Home Music Album Reviews

Sometimes I Sit and Think, and Sometimes I Just Sit

Courtney Barnett’s first LP is full of sharp wit, quarter-life angst and crunchy Nineties riffs

Courtney BarnettCourtney Barnett

Courtney Barnett Photo: Leslie Kirchhoff PUBLICITY 2014/2015

Leslie Kirchhoff

Courtney Barnett is only on her first proper album, but she’s already setting herself apart as one of the sharpest, most original songwriters around — at any level, in any genre. The Australian singer-guitarist, 27, is a self-strafing humorist à la Lena Dunham who’s also a Dylan-style word ninja, spooling out honest, funny, indelible stories wrung from the everyday stuff even a good novelist might overlook. Her loose, conversational lyrics are full of images you can’t shake and characters you need to know more about. You don’t just quote a Courtney Barnett song, you recap it.

Barnett started getting attention with her 2013 release The Double EP: A Sea of Split Peas, with ambling melodies and lyrics like “I masturbated to the songs you wrote . . . /It felt wrong, but it didn’t take too long.” Her writing has matured scarily fast on Sometimes I Sit and Think, and Sometimes I Just Sit, whose title perfectly sums up her biggest talent: No one is better than Barnett at crafting unforgettable songs from seemingly mundane subject matter. Write something about staring at the ceiling? She nails it with a richly detailed study in longing called “An Illustration of Loneliness (Sleepless in NY).” OK, how about watching grass grow? No problemo: “Small Poppies” builds a seven-minute slacker-blues odyssey around the question of whether to mow the lawn.
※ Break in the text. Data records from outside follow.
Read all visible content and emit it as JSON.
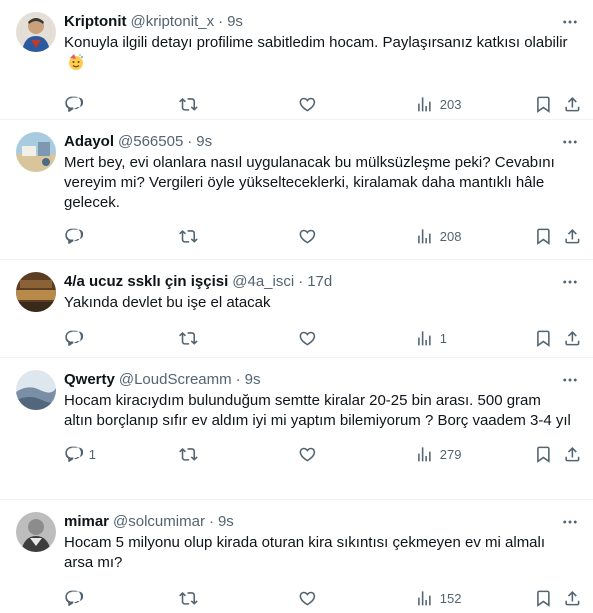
{
  "tweets": [
    {
      "name": "Kriptonit",
      "handle": "@kriptonit_x",
      "time": "9s",
      "text": "Konuyla ilgili detayı profilime sabitledim hocam. Paylaşırsanız katkısı olabilir",
      "has_emoji": true,
      "reply_count": "",
      "views": "203",
      "avatar_colors": [
        "#d7d2cc",
        "#c0392b",
        "#2c5aa0"
      ]
    },
    {
      "name": "Adayol",
      "handle": "@566505",
      "time": "9s",
      "text": "Mert bey, evi olanlara nasıl uygulanacak bu mülksüzleşme peki? Cevabını vereyim mi? Vergileri öyle yükselteceklerki, kiralamak daha mantıklı hâle gelecek.",
      "reply_count": "",
      "views": "208",
      "avatar_colors": [
        "#9fc3d8",
        "#d6c39a",
        "#6a8aa3"
      ]
    },
    {
      "name": "4/a ucuz ssklı çin işçisi",
      "handle": "@4a_isci",
      "time": "17d",
      "text": "Yakında devlet bu işe el atacak",
      "reply_count": "",
      "views": "1",
      "avatar_colors": [
        "#6b4a2a",
        "#b88a4a",
        "#3a2a1a"
      ]
    },
    {
      "name": "Qwerty",
      "handle": "@LoudScreamm",
      "time": "9s",
      "text": "Hocam kiracıydım bulunduğum semtte kiralar 20-25 bin arası. 500 gram altın borçlanıp sıfır ev aldım iyi mi yaptım bilemiyorum ? Borç vaadem 3-4 yıl",
      "reply_count": "1",
      "views": "279",
      "avatar_colors": [
        "#c9d6e3",
        "#7a8fa6",
        "#eef2f6"
      ]
    },
    {
      "name": "mimar",
      "handle": "@solcumimar",
      "time": "9s",
      "text": "Hocam 5 milyonu olup kirada oturan kira sıkıntısı çekmeyen ev mi almalı arsa mı?",
      "reply_count": "",
      "views": "152",
      "avatar_colors": [
        "#8c8c8c",
        "#3d3d3d",
        "#cfcfcf"
      ]
    }
  ],
  "icons": {
    "reply": "reply-icon",
    "retweet": "retweet-icon",
    "like": "like-icon",
    "views": "views-icon",
    "bookmark": "bookmark-icon",
    "share": "share-icon",
    "more": "more-icon"
  }
}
On “Dead Fox,” a comedic bit about trying to eat healthy on a budget (“Jen insists that we buy organic vegetables/And I must admit that I was a little skeptical at first/A little pesticide can’t hurt”) spins off into a hilarious monologue about a minor freakout while driving.

The most surprising thing about Sometimes I Sit might be how much it moves. The tunes are tight and sticky; the guitars hit with real sizzle and bite, accented by flourishes like the garage-rock organ in “Debbie Downer” or the cowbell swing of “Aqua Profunda!” The catchy, crunchy “Pedestrian at Best” is her old-school indie hit — in 1995, MTV’s 120 Minutes would have played it between Elastica and Spacehog — complete with so-totally-Nineties anti-corporate lyrics: “Give me all your money/And I’ll make some origami, honey.”
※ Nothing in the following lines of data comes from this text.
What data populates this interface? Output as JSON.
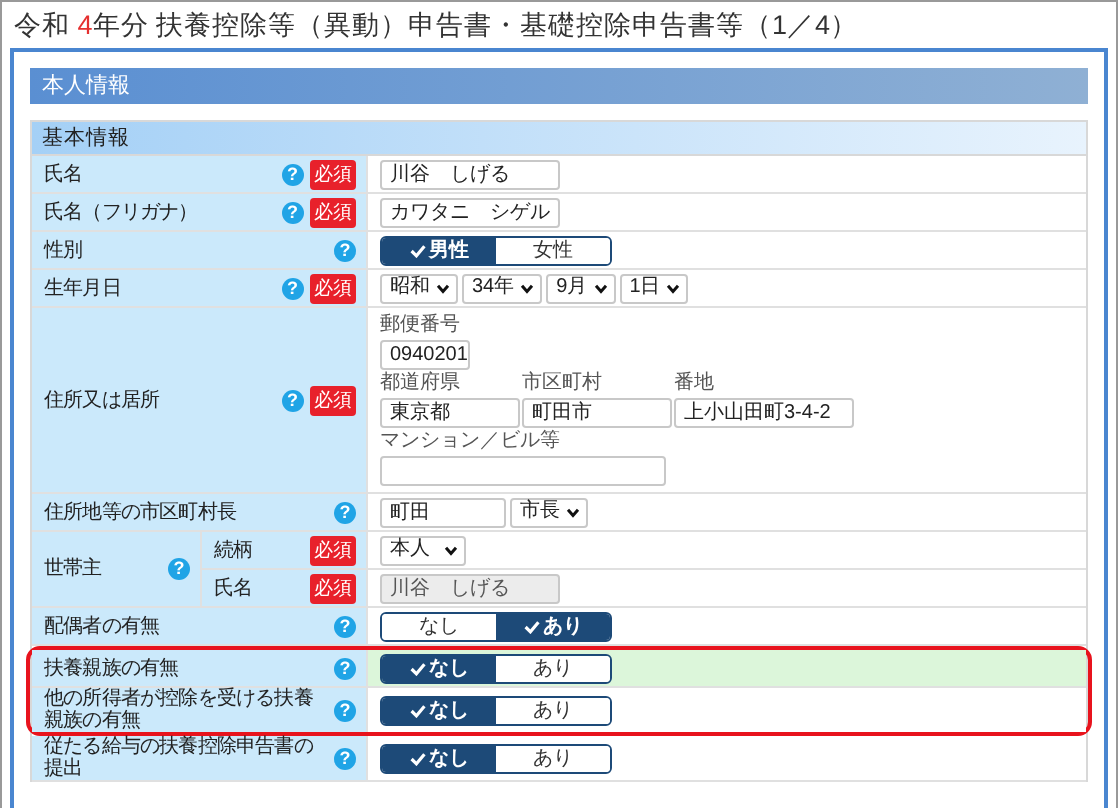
{
  "title": [
    {
      "text": "令和 ",
      "emphasis": false
    },
    {
      "text": "4",
      "emphasis": true
    },
    {
      "text": "年分 扶養控除等（異動）申告書・基礎控除申告書等（1／4）",
      "emphasis": false
    }
  ],
  "section": "本人情報",
  "subsection": "基本情報",
  "rows": [
    {
      "kind": "text",
      "label": "氏名",
      "help": "?",
      "required": "必須",
      "value": "川谷　しげる",
      "highlighted": false,
      "flagged": false
    },
    {
      "kind": "text",
      "label": "氏名（フリガナ）",
      "help": "?",
      "required": "必須",
      "value": "カワタニ　シゲル",
      "highlighted": false,
      "flagged": false
    },
    {
      "kind": "toggle",
      "label": "性別",
      "help": "?",
      "options": [
        {
          "label": "男性",
          "selected": true
        },
        {
          "label": "女性",
          "selected": false
        }
      ],
      "highlighted": false,
      "flagged": false
    },
    {
      "kind": "selects",
      "label": "生年月日",
      "help": "?",
      "required": "必須",
      "selects": [
        "昭和",
        "34年",
        "9月",
        "1日"
      ],
      "highlighted": false,
      "flagged": false
    },
    {
      "kind": "address",
      "label": "住所又は居所",
      "help": "?",
      "required": "必須",
      "lines": [
        [
          {
            "label": "郵便番号",
            "value": "0940201"
          }
        ],
        [
          {
            "label": "都道府県",
            "value": "東京都"
          },
          {
            "label": "市区町村",
            "value": "町田市"
          },
          {
            "label": "番地",
            "value": "上小山田町3-4-2"
          }
        ],
        [
          {
            "label": "マンション／ビル等"
          }
        ]
      ],
      "highlighted": false,
      "flagged": false
    },
    {
      "kind": "city",
      "label": "住所地等の市区町村長",
      "help": "?",
      "value": "町田",
      "select": "市長",
      "highlighted": false,
      "flagged": false
    },
    {
      "kind": "group",
      "label": "世帯主",
      "help": "?",
      "children": [
        {
          "kind": "select",
          "label": "続柄",
          "required": "必須",
          "select": "本人"
        },
        {
          "kind": "text",
          "label": "氏名",
          "required": "必須",
          "value": "川谷　しげる",
          "disabled": true
        }
      ],
      "highlighted": false,
      "flagged": false
    },
    {
      "kind": "toggle",
      "label": "配偶者の有無",
      "help": "?",
      "options": [
        {
          "label": "なし",
          "selected": false
        },
        {
          "label": "あり",
          "selected": true
        }
      ],
      "highlighted": false,
      "flagged": false
    },
    {
      "kind": "toggle",
      "label": "扶養親族の有無",
      "help": "?",
      "options": [
        {
          "label": "なし",
          "selected": true
        },
        {
          "label": "あり",
          "selected": false
        }
      ],
      "highlighted": true,
      "flagged": true
    },
    {
      "kind": "toggle",
      "label": "他の所得者が控除を受ける扶養親族の有無",
      "help": "?",
      "options": [
        {
          "label": "なし",
          "selected": true
        },
        {
          "label": "あり",
          "selected": false
        }
      ],
      "highlighted": false,
      "flagged": true
    },
    {
      "kind": "toggle",
      "label": "従たる給与の扶養控除申告書の提出",
      "help": "?",
      "options": [
        {
          "label": "なし",
          "selected": true
        },
        {
          "label": "あり",
          "selected": false
        }
      ],
      "highlighted": false,
      "flagged": false
    }
  ]
}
Barnett puts her own apathy and insecurities front and center. But she writes empathetically about other people, too, like the guy in “Elevator Operator,” who gets confused for a suicide case when he skips work to daydream on a roof. Some of the album’s most striking moments are the most reflective ones, particularly the heart-ripping “Depreston,” a pretty folk-pop mumbler. Barnett sings about driving out to the suburbs to look at a house in her price range; the place seems great, but darker details start to crowd her mind. The woman who used to live there has died, and there’s a photo of a young man (her husband? her son?) in Vietnam. Barnett realizes she’d have to level the house and start over, respecting these strangers’ past by destroying it — which she doesn’t have the money to do. Oh, well, back to renting. But wherever Barnett ends up, we’re going to want to go with her. She’s a talent we’ll be following for decades.

In This Article: Courtney Barnett
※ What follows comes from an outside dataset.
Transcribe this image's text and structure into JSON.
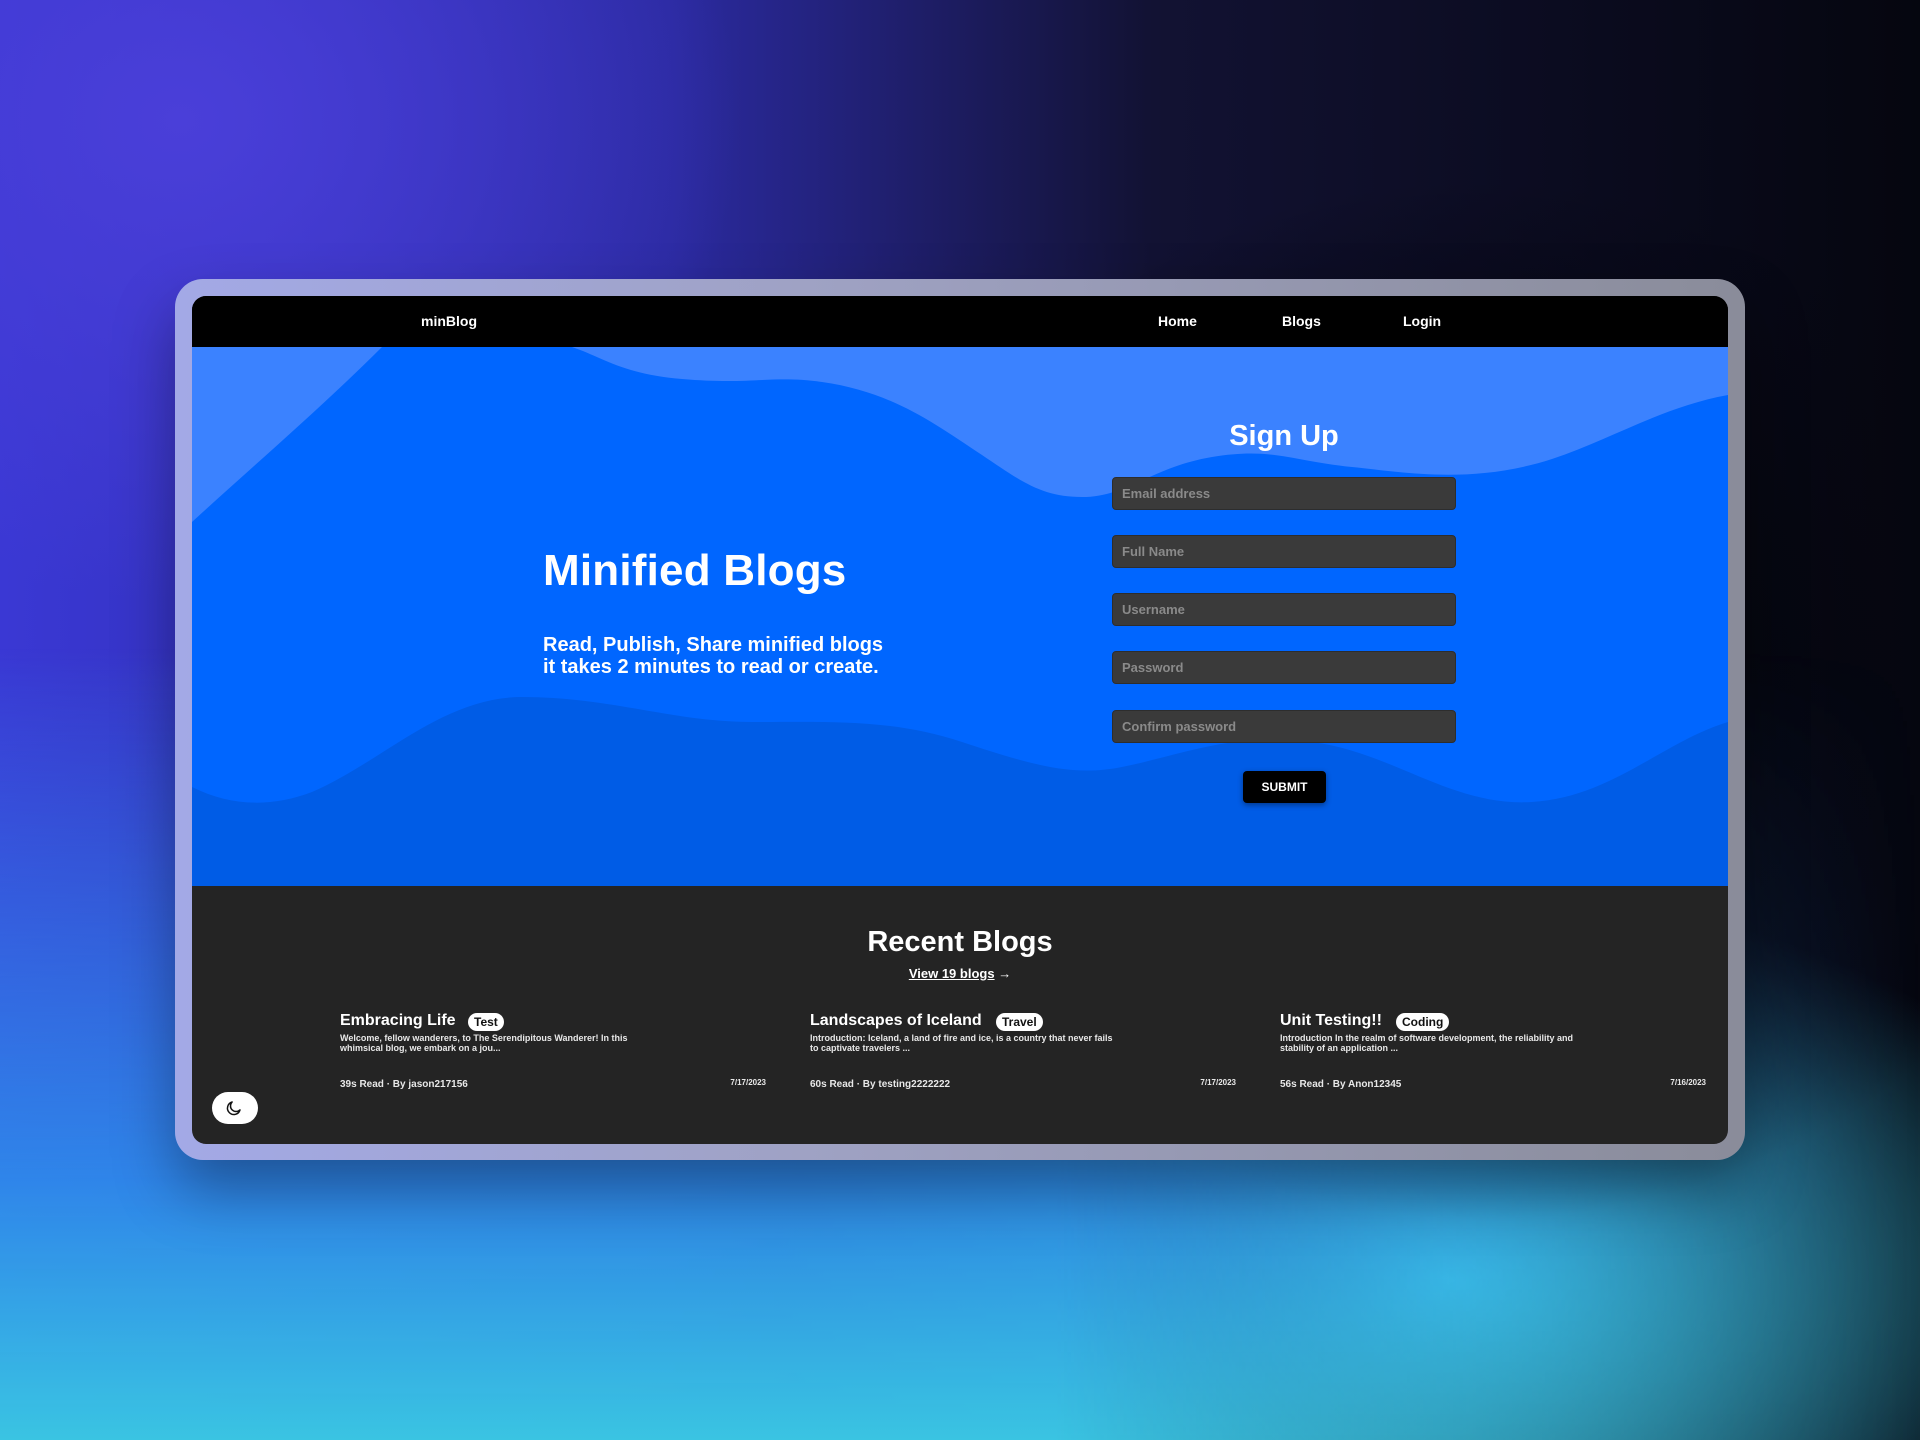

Powered by
Arrow Created with Sketch. Calendar Created with Sketch. Path Created with Sketch. Shape Created with Sketch. Plus Created with Sketch. minus Created with Sketch.